Japan cuts number of visiting Games officials by more than half


Japanese Olympic Games organisers have decided to reduce by more than 50 per cent the expected number of visiting officials the Olympics and Paralympics amid the Covid-19 pandemic.

The number will be cut to about 78,000 people for the events in July, August and September.

The Tokyo Olympics organising committee said it had estimated about 177,000 officials would visit the Tokyo Games and the Paralympics before the outbreak of the coronavirus last year, which delayed the events by 12 months.

The committee now expects about 59,000 officials from overseas to come to the Olympics, down sharply from 141,000 it had initially planned, reports DPA.

The organisers also slashed the number of officials expected to attend the Paralympics to about 19,000 officials from 36,000.

Organising committee chief executive Toshiro Muto said they will make a final decision next month on how many spectators would be allowed to enter the venues.

The International Olympic Committee (IOC) and Japanese organisers agreed in March to ban overseas spectators from attending the Games due to the pandemic.

The organisers also plan to cut 30 per cent of about 10,000 medical staff they had initially planned for during the Games as part of its simplification efforts, they said.

Doctors and nurses in Japan have expressed strong opposition to the Olympics with hospitals strained by rising numbers of coronavirus infections across the country, while the IOC and Japanese organisers are pressing ahead with the Games.

Also on Wednesday, the Japanese Olympic Committee (JOC) said Japan’s Olympic athletes would soon start getting coronavirus vaccination, despite the extremely slow pace of vaccination in the country.

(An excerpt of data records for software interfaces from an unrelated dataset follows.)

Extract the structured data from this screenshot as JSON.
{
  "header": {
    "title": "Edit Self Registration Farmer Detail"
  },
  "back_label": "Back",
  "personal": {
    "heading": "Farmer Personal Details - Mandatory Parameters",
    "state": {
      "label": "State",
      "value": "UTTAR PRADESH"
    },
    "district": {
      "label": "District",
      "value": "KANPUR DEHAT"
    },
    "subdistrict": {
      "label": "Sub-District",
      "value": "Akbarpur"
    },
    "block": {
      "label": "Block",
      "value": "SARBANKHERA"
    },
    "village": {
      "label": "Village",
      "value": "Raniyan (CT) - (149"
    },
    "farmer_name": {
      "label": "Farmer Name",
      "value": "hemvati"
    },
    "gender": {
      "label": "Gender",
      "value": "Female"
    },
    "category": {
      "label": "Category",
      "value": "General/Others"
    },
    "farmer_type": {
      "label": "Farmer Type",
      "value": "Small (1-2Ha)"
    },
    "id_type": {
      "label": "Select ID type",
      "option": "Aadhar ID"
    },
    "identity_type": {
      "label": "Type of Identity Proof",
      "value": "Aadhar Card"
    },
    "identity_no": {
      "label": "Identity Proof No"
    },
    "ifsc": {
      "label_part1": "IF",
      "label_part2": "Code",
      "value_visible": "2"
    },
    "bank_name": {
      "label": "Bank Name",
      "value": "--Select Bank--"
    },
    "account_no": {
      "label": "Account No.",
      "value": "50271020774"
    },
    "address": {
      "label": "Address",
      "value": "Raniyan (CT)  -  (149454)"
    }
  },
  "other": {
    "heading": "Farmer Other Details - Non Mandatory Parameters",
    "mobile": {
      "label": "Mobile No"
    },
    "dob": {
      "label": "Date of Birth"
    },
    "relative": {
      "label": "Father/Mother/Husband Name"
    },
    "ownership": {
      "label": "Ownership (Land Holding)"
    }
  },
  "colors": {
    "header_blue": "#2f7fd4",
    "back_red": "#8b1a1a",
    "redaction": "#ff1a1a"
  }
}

The inoculations for about 1,600 people, including coaches and some 600 athletes, will kick off on June 1 ahead of the scheduled July 23 start of the Games, the JOC said.

Tokyo Olympics coordination commission chair John Coates told a meeting recently that the Games will be staged even under a state of emergency. His comment sparked anger on social media as 60 to 80 per cent of Japanese people oppose the Olympics amid the pandemic.